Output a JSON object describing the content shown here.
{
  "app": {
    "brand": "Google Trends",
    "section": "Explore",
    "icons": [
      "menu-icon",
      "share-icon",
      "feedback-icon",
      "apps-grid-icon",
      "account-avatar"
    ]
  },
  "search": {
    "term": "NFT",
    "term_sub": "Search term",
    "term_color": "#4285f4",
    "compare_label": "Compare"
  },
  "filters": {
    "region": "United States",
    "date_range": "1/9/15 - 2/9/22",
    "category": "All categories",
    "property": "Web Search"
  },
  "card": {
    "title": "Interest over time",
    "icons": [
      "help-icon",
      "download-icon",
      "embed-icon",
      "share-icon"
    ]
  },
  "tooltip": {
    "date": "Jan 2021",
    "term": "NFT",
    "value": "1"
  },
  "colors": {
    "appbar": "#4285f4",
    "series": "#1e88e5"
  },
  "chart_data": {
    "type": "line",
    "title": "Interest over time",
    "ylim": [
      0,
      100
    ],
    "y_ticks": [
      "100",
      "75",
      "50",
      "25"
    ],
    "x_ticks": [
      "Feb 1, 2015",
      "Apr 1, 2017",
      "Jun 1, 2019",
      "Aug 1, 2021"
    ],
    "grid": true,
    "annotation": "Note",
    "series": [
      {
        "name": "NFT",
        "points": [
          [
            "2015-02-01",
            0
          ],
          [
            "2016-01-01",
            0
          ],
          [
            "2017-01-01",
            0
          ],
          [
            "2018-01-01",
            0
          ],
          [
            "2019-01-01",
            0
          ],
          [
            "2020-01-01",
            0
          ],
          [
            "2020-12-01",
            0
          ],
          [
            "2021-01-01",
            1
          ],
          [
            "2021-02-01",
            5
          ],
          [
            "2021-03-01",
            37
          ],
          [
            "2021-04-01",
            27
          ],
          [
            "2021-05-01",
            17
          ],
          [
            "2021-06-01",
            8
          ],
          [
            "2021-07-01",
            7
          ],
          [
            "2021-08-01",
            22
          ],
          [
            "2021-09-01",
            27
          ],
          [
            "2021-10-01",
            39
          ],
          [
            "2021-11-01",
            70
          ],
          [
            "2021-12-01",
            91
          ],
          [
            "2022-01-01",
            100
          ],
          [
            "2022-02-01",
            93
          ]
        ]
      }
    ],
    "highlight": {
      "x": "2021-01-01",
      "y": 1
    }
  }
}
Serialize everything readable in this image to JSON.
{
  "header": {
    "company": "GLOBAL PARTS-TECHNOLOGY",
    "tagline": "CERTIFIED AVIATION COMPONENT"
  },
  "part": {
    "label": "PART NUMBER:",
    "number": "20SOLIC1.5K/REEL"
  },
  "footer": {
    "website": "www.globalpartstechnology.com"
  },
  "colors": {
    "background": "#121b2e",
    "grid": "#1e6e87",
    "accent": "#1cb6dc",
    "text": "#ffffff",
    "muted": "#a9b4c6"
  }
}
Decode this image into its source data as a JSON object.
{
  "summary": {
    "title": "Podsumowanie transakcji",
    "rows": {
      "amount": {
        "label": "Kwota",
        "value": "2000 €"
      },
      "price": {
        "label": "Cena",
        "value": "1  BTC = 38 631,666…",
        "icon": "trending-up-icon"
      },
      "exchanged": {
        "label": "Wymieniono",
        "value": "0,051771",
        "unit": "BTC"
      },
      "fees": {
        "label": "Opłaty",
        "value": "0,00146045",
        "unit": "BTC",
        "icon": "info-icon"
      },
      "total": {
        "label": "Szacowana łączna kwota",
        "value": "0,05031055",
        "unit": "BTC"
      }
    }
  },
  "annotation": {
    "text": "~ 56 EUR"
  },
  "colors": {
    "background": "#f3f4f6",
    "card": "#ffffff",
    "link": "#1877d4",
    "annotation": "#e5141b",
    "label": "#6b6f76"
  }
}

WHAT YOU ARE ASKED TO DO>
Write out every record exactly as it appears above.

ANSWER TO THE EXERCISE>
Output a JSON object describing the content shown here.
{
  "app": {
    "brand": "Google Trends",
    "section": "Explore",
    "icons": [
      "menu-icon",
      "share-icon",
      "feedback-icon",
      "apps-grid-icon",
      "account-avatar"
    ]
  },
  "search": {
    "term": "NFT",
    "term_sub": "Search term",
    "term_color": "#4285f4",
    "compare_label": "Compare"
  },
  "filters": {
    "region": "United States",
    "date_range": "1/9/15 - 2/9/22",
    "category": "All categories",
    "property": "Web Search"
  },
  "card": {
    "title": "Interest over time",
    "icons": [
      "help-icon",
      "download-icon",
      "embed-icon",
      "share-icon"
    ]
  },
  "tooltip": {
    "date": "Jan 2021",
    "term": "NFT",
    "value": "1"
  },
  "colors": {
    "appbar": "#4285f4",
    "series": "#1e88e5"
  },
  "chart_data": {
    "type": "line",
    "title": "Interest over time",
    "ylim": [
      0,
      100
    ],
    "y_ticks": [
      "100",
      "75",
      "50",
      "25"
    ],
    "x_ticks": [
      "Feb 1, 2015",
      "Apr 1, 2017",
      "Jun 1, 2019",
      "Aug 1, 2021"
    ],
    "grid": true,
    "annotation": "Note",
    "series": [
      {
        "name": "NFT",
        "points": [
          [
            "2015-02-01",
            0
          ],
          [
            "2016-01-01",
            0
          ],
          [
            "2017-01-01",
            0
          ],
          [
            "2018-01-01",
            0
          ],
          [
            "2019-01-01",
            0
          ],
          [
            "2020-01-01",
            0
          ],
          [
            "2020-12-01",
            0
          ],
          [
            "2021-01-01",
            1
          ],
          [
            "2021-02-01",
            5
          ],
          [
            "2021-03-01",
            37
          ],
          [
            "2021-04-01",
            27
          ],
          [
            "2021-05-01",
            17
          ],
          [
            "2021-06-01",
            8
          ],
          [
            "2021-07-01",
            7
          ],
          [
            "2021-08-01",
            22
          ],
          [
            "2021-09-01",
            27
          ],
          [
            "2021-10-01",
            39
          ],
          [
            "2021-11-01",
            70
          ],
          [
            "2021-12-01",
            91
          ],
          [
            "2022-01-01",
            100
          ],
          [
            "2022-02-01",
            93
          ]
        ]
      }
    ],
    "highlight": {
      "x": "2021-01-01",
      "y": 1
    }
  }
}
Serialize everything readable in this image to JSON.
{
  "header": {
    "company": "GLOBAL PARTS-TECHNOLOGY",
    "tagline": "CERTIFIED AVIATION COMPONENT"
  },
  "part": {
    "label": "PART NUMBER:",
    "number": "20SOLIC1.5K/REEL"
  },
  "footer": {
    "website": "www.globalpartstechnology.com"
  },
  "colors": {
    "background": "#121b2e",
    "grid": "#1e6e87",
    "accent": "#1cb6dc",
    "text": "#ffffff",
    "muted": "#a9b4c6"
  }
}
Decode this image into its source data as a JSON object.
{
  "summary": {
    "title": "Podsumowanie transakcji",
    "rows": {
      "amount": {
        "label": "Kwota",
        "value": "2000 €"
      },
      "price": {
        "label": "Cena",
        "value": "1  BTC = 38 631,666…",
        "icon": "trending-up-icon"
      },
      "exchanged": {
        "label": "Wymieniono",
        "value": "0,051771",
        "unit": "BTC"
      },
      "fees": {
        "label": "Opłaty",
        "value": "0,00146045",
        "unit": "BTC",
        "icon": "info-icon"
      },
      "total": {
        "label": "Szacowana łączna kwota",
        "value": "0,05031055",
        "unit": "BTC"
      }
    }
  },
  "annotation": {
    "text": "~ 56 EUR"
  },
  "colors": {
    "background": "#f3f4f6",
    "card": "#ffffff",
    "link": "#1877d4",
    "annotation": "#e5141b",
    "label": "#6b6f76"
  }
}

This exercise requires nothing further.